Source data: Begin

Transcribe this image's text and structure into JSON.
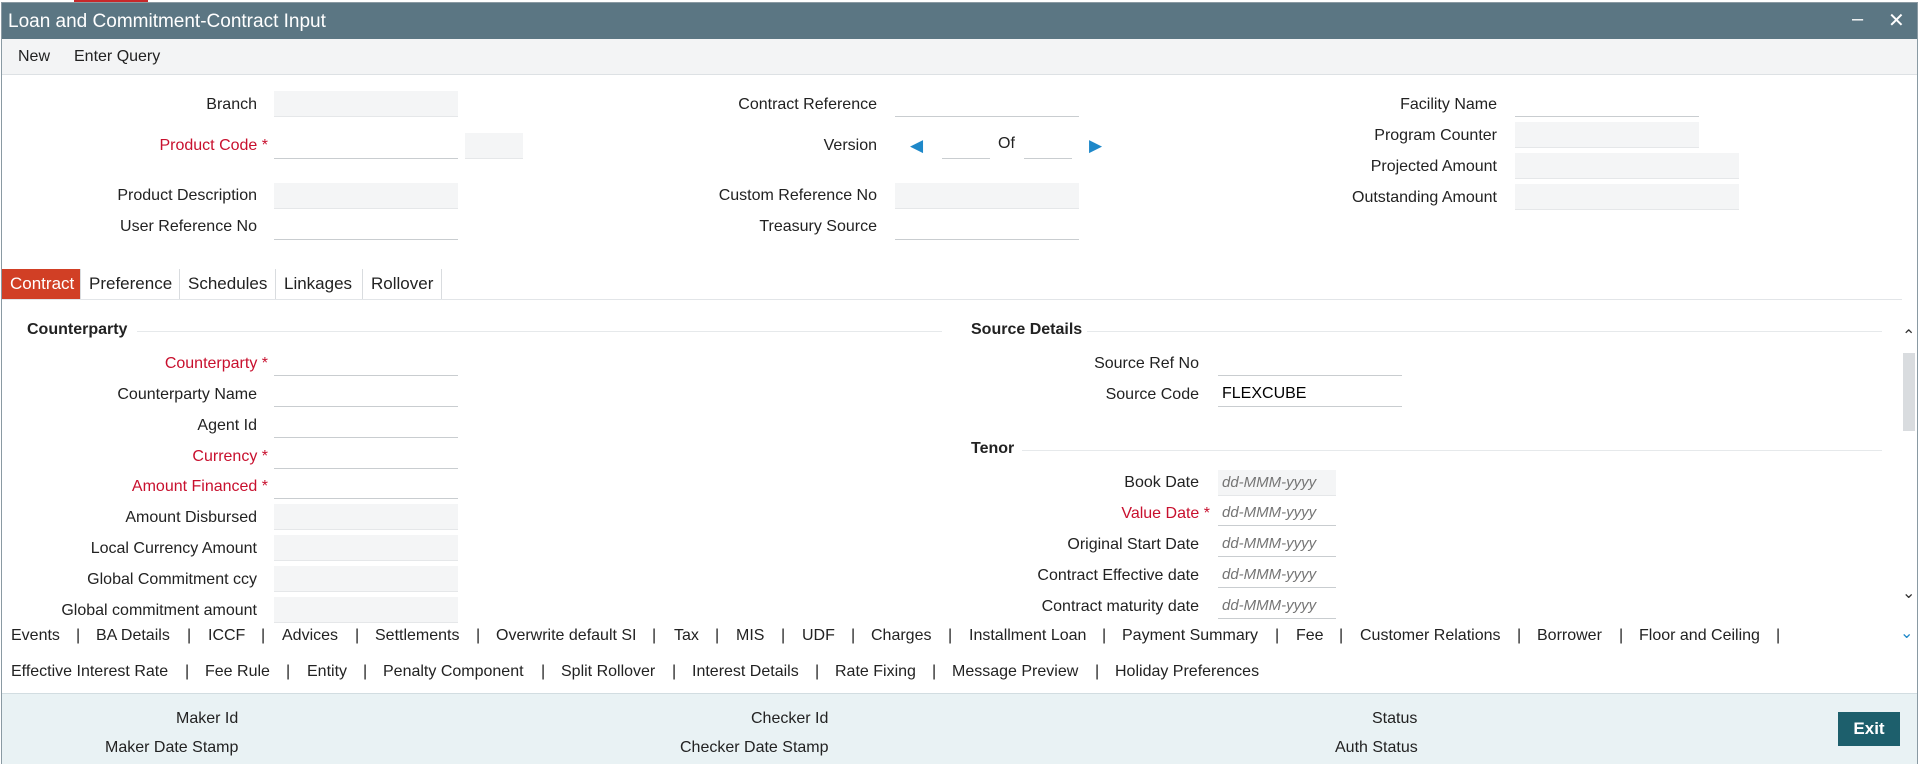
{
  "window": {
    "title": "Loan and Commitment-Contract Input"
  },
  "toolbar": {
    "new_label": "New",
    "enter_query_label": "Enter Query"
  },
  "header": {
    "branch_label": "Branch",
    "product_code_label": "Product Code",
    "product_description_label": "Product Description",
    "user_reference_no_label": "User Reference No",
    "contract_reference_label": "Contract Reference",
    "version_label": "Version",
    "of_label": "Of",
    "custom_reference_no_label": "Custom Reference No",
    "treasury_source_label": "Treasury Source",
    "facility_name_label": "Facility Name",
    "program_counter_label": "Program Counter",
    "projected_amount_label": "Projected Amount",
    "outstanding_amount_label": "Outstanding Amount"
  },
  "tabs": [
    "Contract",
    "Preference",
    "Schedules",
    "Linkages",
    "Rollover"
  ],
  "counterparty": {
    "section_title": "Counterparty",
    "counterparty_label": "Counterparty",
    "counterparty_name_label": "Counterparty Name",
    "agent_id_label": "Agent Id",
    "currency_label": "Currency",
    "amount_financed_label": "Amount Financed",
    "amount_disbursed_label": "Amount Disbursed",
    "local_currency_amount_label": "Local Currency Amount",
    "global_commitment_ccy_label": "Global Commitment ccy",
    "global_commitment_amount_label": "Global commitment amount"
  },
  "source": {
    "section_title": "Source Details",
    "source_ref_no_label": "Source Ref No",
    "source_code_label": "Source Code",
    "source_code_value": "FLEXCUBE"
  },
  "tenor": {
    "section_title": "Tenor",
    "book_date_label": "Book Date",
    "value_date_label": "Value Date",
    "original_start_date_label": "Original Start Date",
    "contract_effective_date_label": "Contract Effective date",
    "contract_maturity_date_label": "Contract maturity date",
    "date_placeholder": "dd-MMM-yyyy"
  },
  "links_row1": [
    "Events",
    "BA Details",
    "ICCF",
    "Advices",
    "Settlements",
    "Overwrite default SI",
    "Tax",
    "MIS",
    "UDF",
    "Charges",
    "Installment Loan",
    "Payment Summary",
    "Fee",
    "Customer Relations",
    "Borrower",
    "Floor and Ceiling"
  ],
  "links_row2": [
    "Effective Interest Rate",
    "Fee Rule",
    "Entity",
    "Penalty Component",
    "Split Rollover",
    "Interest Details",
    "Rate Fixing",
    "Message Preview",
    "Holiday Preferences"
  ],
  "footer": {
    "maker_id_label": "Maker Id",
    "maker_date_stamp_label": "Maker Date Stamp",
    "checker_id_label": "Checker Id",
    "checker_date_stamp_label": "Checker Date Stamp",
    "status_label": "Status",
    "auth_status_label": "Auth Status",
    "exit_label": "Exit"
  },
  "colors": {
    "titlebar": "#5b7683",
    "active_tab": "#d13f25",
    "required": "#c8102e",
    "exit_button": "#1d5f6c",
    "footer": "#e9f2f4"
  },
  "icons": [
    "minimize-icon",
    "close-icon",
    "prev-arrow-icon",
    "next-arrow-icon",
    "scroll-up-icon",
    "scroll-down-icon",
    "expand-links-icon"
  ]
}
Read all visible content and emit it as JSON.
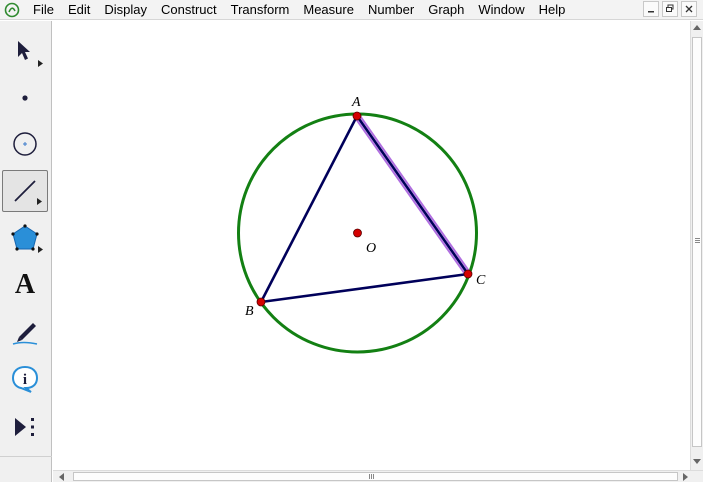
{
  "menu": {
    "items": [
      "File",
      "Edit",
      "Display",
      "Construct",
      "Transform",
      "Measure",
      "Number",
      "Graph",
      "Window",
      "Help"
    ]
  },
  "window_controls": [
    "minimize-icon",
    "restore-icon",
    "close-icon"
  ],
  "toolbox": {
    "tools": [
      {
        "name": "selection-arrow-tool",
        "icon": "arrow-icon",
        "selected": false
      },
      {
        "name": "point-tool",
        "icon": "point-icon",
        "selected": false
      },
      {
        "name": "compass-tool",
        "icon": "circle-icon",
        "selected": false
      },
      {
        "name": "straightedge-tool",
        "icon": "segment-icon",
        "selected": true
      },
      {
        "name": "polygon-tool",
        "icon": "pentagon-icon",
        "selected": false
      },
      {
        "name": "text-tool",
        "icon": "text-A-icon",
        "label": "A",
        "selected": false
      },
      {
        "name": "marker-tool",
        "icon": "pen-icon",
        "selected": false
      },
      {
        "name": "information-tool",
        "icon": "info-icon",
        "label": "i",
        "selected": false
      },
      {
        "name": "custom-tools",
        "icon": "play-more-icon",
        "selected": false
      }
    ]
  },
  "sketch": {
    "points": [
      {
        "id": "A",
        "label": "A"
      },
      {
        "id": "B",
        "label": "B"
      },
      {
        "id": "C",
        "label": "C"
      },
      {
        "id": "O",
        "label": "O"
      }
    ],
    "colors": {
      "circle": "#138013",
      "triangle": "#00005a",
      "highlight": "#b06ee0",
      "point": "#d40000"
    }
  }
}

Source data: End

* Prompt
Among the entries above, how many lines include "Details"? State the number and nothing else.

* Result of this exercise
3